→ **What the exercise asks**
Every line of the entries below that includes "position" belongs in the answer, copied as written.

→ **Material for this task**

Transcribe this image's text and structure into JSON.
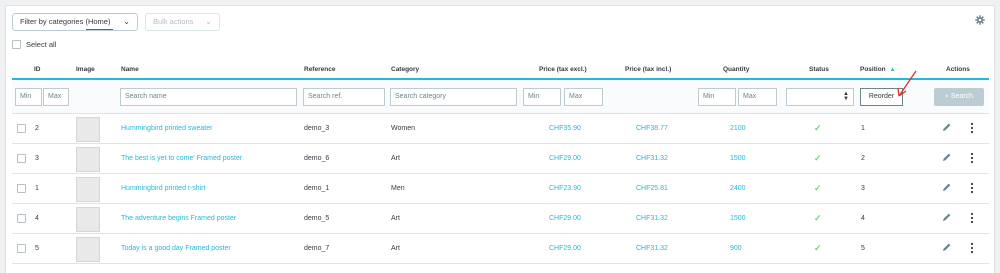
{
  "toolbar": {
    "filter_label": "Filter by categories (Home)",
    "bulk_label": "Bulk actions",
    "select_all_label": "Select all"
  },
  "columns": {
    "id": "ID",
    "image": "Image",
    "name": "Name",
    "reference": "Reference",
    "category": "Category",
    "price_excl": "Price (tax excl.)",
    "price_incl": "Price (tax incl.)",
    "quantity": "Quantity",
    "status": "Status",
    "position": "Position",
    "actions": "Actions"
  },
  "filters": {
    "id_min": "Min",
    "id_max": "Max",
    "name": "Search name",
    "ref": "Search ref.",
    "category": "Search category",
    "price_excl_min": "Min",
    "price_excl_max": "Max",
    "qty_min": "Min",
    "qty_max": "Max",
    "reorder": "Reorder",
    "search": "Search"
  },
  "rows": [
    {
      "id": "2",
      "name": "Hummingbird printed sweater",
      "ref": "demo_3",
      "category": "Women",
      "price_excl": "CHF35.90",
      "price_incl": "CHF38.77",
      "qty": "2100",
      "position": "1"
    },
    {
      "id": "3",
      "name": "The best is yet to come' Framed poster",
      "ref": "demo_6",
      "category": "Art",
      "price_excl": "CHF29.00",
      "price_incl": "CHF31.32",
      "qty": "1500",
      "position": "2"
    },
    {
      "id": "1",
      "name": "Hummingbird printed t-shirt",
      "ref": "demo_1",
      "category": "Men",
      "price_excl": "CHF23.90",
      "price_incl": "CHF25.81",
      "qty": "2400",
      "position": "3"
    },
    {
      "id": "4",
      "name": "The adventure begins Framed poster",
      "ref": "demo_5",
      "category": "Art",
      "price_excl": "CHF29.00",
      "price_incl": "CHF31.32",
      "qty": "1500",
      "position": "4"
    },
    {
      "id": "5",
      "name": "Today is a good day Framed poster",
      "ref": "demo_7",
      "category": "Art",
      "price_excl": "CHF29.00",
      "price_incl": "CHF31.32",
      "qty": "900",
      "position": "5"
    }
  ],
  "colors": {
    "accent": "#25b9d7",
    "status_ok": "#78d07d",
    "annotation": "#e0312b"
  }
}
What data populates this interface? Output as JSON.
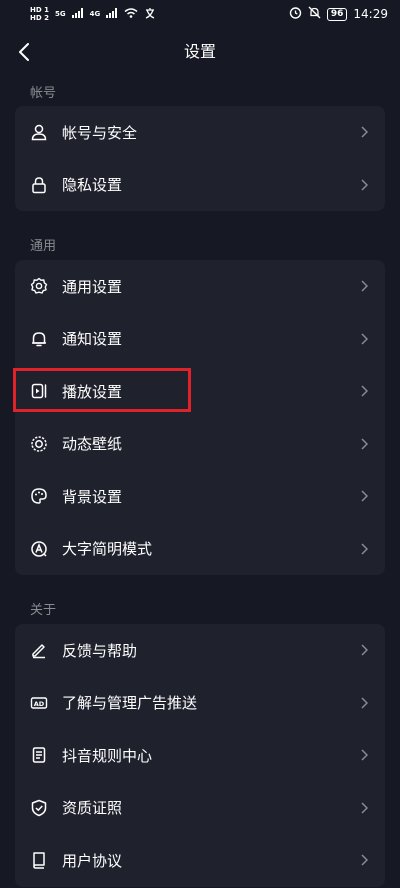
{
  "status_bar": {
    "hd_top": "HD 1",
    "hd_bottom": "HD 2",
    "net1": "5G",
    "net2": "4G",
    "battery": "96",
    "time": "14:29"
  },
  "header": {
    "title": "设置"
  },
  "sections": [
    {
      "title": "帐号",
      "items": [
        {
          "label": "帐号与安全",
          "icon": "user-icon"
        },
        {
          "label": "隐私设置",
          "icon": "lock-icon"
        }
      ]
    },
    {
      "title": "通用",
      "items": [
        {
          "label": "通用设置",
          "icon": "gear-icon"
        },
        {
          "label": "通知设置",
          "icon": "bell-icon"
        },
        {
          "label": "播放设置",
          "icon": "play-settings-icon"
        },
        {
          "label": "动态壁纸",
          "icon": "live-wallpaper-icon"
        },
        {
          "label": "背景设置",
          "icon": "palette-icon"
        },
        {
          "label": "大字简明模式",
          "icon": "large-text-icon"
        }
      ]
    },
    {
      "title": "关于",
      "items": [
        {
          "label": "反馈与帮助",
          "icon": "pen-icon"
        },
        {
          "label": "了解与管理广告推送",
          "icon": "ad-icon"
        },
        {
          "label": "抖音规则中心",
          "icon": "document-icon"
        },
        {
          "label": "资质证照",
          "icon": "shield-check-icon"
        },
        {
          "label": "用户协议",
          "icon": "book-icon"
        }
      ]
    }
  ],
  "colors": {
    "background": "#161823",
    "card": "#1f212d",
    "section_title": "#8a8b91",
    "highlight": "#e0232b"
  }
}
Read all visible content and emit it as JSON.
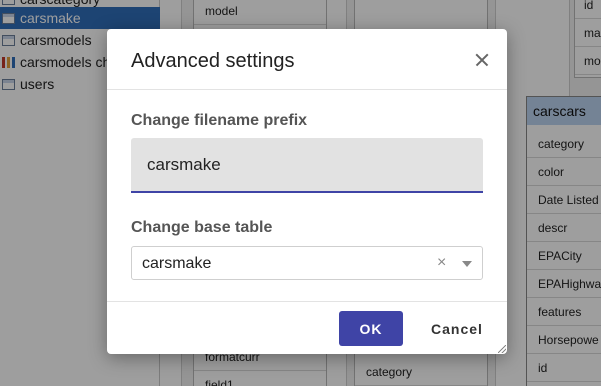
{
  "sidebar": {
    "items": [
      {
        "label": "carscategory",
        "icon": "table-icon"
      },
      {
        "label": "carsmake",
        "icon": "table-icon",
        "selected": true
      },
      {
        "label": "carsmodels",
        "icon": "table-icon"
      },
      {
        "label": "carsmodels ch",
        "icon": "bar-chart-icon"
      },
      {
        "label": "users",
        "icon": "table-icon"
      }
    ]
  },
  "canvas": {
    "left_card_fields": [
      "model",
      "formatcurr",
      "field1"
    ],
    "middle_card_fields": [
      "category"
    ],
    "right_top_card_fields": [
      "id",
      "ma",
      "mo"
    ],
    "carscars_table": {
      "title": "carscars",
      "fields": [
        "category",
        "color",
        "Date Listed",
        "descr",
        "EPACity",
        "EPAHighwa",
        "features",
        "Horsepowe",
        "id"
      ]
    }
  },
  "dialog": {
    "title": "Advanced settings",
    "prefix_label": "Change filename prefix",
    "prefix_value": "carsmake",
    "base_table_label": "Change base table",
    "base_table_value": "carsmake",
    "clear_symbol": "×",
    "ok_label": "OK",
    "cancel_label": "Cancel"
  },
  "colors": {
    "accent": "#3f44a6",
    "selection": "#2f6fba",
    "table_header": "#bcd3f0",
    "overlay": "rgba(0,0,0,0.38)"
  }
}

→ **Result for this exercise**
    "position": "Position",
      "position": "1"
      "position": "2"
      "position": "3"
      "position": "4"
      "position": "5"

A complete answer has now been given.